55. We call upon all levels of government to provide annual reports or any current data requested by the National Council for Reconciliation so that it can report on the progress towards reconciliation. The reports or data would include, but not be limited to:
i. The number of Aboriginal children—including Métis and Inuit children—in care, compared with non-Aboriginal children, the reasons for apprehension, and the total spending on preventive and care services by child-welfare agencies.
ii. Comparative funding for the education of First Nations children on and off reserves.
iii. The educational and income attainments of Aboriginal peoples in Canada compared with nonAboriginal people.
iv. Progress on closing the gaps between Aboriginal and non-Aboriginal communities in a number of health indicators such as: infant mortality, maternal health, suicide, mental health, addictions, life expectancy, birth rates, infant and child health issues, chronic diseases, illness and injury incidence, and the availability of appropriate health services.
v. Progress on eliminating the overrepresentation of Aboriginal children in youth custody over the next decade.
vi. Progress on reducing the rate of criminal victimization of Aboriginal people, including data related to homicide and family violence victimization and other crimes.

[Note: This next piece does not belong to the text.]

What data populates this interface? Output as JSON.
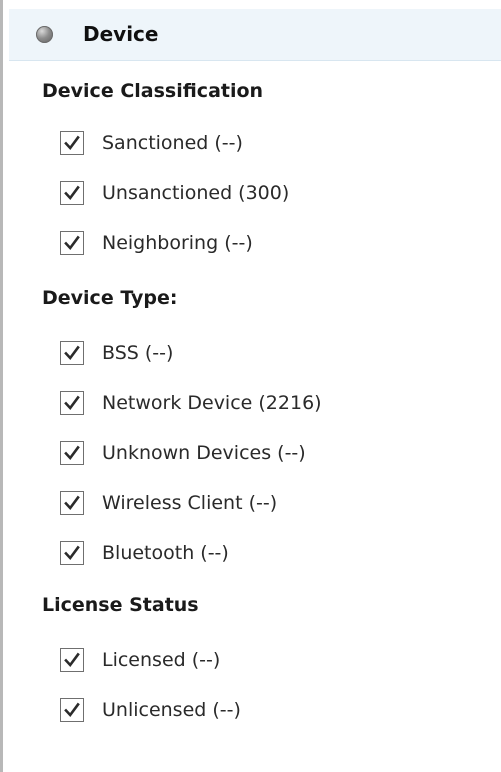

vii. Progress on reducing the overrepresentation of Aboriginal people in the justice and correctional systems.
Essentially, the TRC recommends that all levels of government provide annual reports or current date that is requested by the National Council for Reconciliation directly tied to the goal of reconciliation.
These reports and current data would directly relate to current issues like the number of Aboriginal children in care, funding for the education of First Nations children both on and off reserves, educational and income attainments Aboriginal peoples in comparison to non-Aboriginal peoples, the over-representation of Aboriginal peoples in the criminal justice system and more.
The case of wrongfully convicted Donald Marshall who was one of the many Aboriginal peoples victim of the racial prejudice by the Canadian criminal justice system. Marshall was convicted of murder, at 17, and imprisoned for 11 years for a crime he didn’t commit. By the time he was finally released on parole in 1982, he was forever damaged by a miscarriage of justice and years of detention.
“For most Canadians, an unlimited supply of clean water flowing freely from a tap and imperceptibly whisking away their waste at the simple push of a lever is a given; for many First Nations, it’s a luxury their communities can’t afford.”